It seems that it's not the idea that's unreliable so much as poor packages that may execute scripts that change files. A rollback mechanism for entropy doesn't need to be 100% foolproof in order to be a blessing and potential disaster-averter. A mechanism to compensate for this would be something I've already seen done in Windows... scan the system file areas and the home directory (or registry as the Windows program worked), install package, rescan and see which files have changed. Still probably not 100% foolproof, but again, it's not complex and already being done today (think Intrusion Detection Systems like Samhain). Afick is a small utility that can find new/changed/deleted files.Fitzcarraldo wrote:RPM used to have a package rollback feature: see the May 2004 Linux Journal article Transactions and Rollback with RPM. The only trouble was: it didn't always work (see e.g. Qs on RPM Rollbacks) and was subsequently dropped. If it was simple to do, all the package managers would do it.
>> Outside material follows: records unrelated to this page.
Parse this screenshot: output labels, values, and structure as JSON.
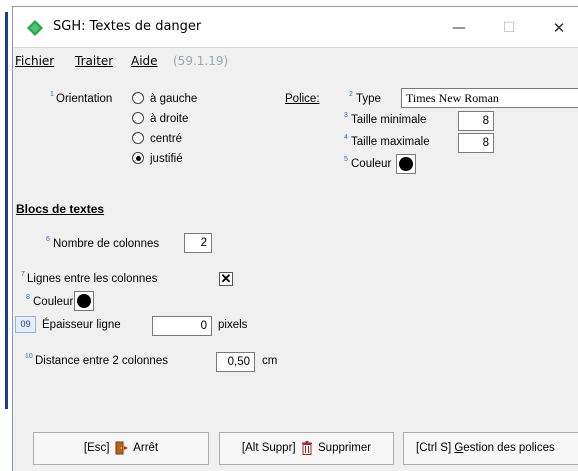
{
  "window": {
    "title": "SGH: Textes de danger",
    "controls": {
      "minimize": "—",
      "maximize": "☐",
      "close": "✕"
    }
  },
  "menu": {
    "fichier": "Fichier",
    "traiter": "Traiter",
    "aide": "Aide",
    "version": "(59.1.19)"
  },
  "orientation": {
    "num": "1",
    "label": "Orientation",
    "options": [
      "à gauche",
      "à droite",
      "centré",
      "justifié"
    ],
    "selected": "justifié"
  },
  "police": {
    "label": "Police:",
    "type": {
      "num": "2",
      "label": "Type",
      "value": "Times New Roman"
    },
    "taille_min": {
      "num": "3",
      "label": "Taille minimale",
      "value": "8"
    },
    "taille_max": {
      "num": "4",
      "label": "Taille maximale",
      "value": "8"
    },
    "couleur": {
      "num": "5",
      "label": "Couleur",
      "color": "#000000"
    }
  },
  "blocs": {
    "title": "Blocs de textes",
    "colonnes": {
      "num": "6",
      "label": "Nombre de colonnes",
      "value": "2"
    },
    "lignes": {
      "num": "7",
      "label": "Lignes entre les colonnes",
      "checked": true,
      "mark": "✕"
    },
    "couleur": {
      "num": "8",
      "label": "Couleur",
      "color": "#000000"
    },
    "epaisseur": {
      "num": "09",
      "label": "Épaisseur ligne",
      "value": "0",
      "unit": "pixels"
    },
    "distance": {
      "num": "10",
      "label": "Distance entre 2 colonnes",
      "value": "0,50",
      "unit": "cm"
    }
  },
  "buttons": {
    "arret": {
      "shortcut": "[Esc]",
      "label": "Arrêt"
    },
    "supprimer": {
      "shortcut": "[Alt Suppr]",
      "label": "Supprimer"
    },
    "polices": {
      "shortcut": "[Ctrl S]",
      "label_pre": "G",
      "label_rest": "estion des polices"
    }
  },
  "colors": {
    "accent": "#1b3f8f",
    "superscript": "#2d6fd6",
    "app_icon": "#1fa845",
    "menu_version": "#9aa6b8"
  }
}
If the major Linux distributions, with all their resources (including many paid developers), cannot produce a reliable package rollback function, then it can't be in the least bit easy.
I think a more viable solution in the case of Linux is the use of a file system that supports snapshots. When Btrfs finally replaces ext4 as the main Linux file system this could become a possibility, providing the creation and restoration of snapshots can be made simple enough for the average user to perform.
Sometimes it's not that things can't be done as simply that no one wants to do them or they have higher/different priorities. For instance, openSUSE on ARM - not only have other distros ported to ARM, openSUSE's build service is capable of compiling all of openSUSE for ARM now. However, there's the work of fixing packages that assume only x86 or need patches and applying the patches that probably already exist for the Fedora/Debian ARM ports. It was talked about since 2009 and some work was done, but there's just really no one (with ARM knowledge) interested in going the last mile to polish and test an ARM port, so it still doesn't exist even though it would be easier than other distros to port thanks to the build service.
Fitzcarraldo I remember you were the only one who took my ideas for rollback seriously when I (pleadingly ) brought them up the first time. At that time rather than recommending btrfs you told me all about the NILFS filesystem instead. It's a great idea and the best method as long as you can do partial rollbacks (rolling back system files but not data). Unfortunately neither of these filesystems are solid enough for reliable deployment today.
What about something like rsnapshot?